Recorded data
==*==

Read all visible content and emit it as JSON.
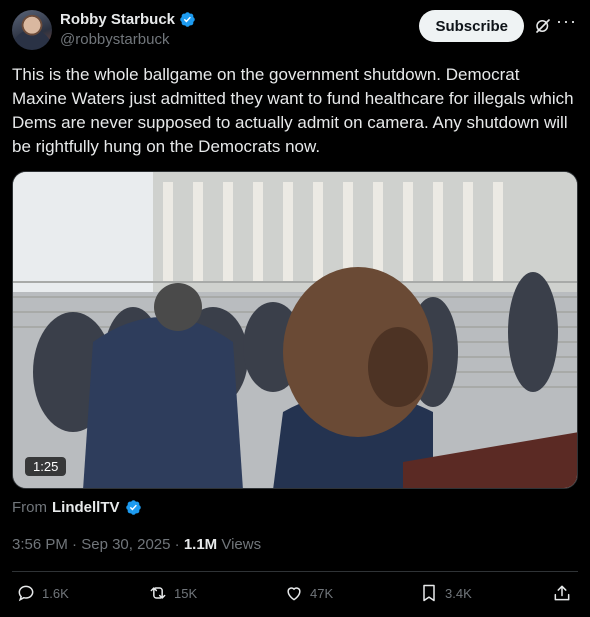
{
  "author": {
    "name": "Robby Starbuck",
    "handle": "@robbystarbuck",
    "verified_color": "#1d9bf0"
  },
  "header": {
    "subscribe_label": "Subscribe",
    "grok_icon": "grok-icon",
    "more_icon": "more-icon"
  },
  "tweet": {
    "text": "This is the whole ballgame on the government shutdown. Democrat Maxine Waters just admitted they want to fund healthcare for illegals which Dems are never supposed to actually admit on camera. Any shutdown will be rightfully hung on the Democrats now."
  },
  "media": {
    "duration": "1:25"
  },
  "source": {
    "prefix": "From",
    "name": "LindellTV"
  },
  "meta": {
    "time": "3:56 PM",
    "date": "Sep 30, 2025",
    "views_count": "1.1M",
    "views_label": "Views"
  },
  "actions": {
    "replies": "1.6K",
    "reposts": "15K",
    "likes": "47K",
    "bookmarks": "3.4K"
  },
  "colors": {
    "background": "#000000",
    "text": "#e7e9ea",
    "muted": "#71767b",
    "accent": "#1d9bf0"
  }
}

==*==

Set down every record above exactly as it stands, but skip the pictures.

| Exercise result |
Read all visible content and emit it as JSON.
{
  "author": {
    "name": "Robby Starbuck",
    "handle": "@robbystarbuck",
    "verified_color": "#1d9bf0"
  },
  "header": {
    "subscribe_label": "Subscribe",
    "grok_icon": "grok-icon",
    "more_icon": "more-icon"
  },
  "tweet": {
    "text": "This is the whole ballgame on the government shutdown. Democrat Maxine Waters just admitted they want to fund healthcare for illegals which Dems are never supposed to actually admit on camera. Any shutdown will be rightfully hung on the Democrats now."
  },
  "media": {
    "duration": "1:25"
  },
  "source": {
    "prefix": "From",
    "name": "LindellTV"
  },
  "meta": {
    "time": "3:56 PM",
    "date": "Sep 30, 2025",
    "views_count": "1.1M",
    "views_label": "Views"
  },
  "actions": {
    "replies": "1.6K",
    "reposts": "15K",
    "likes": "47K",
    "bookmarks": "3.4K"
  },
  "colors": {
    "background": "#000000",
    "text": "#e7e9ea",
    "muted": "#71767b",
    "accent": "#1d9bf0"
  }
}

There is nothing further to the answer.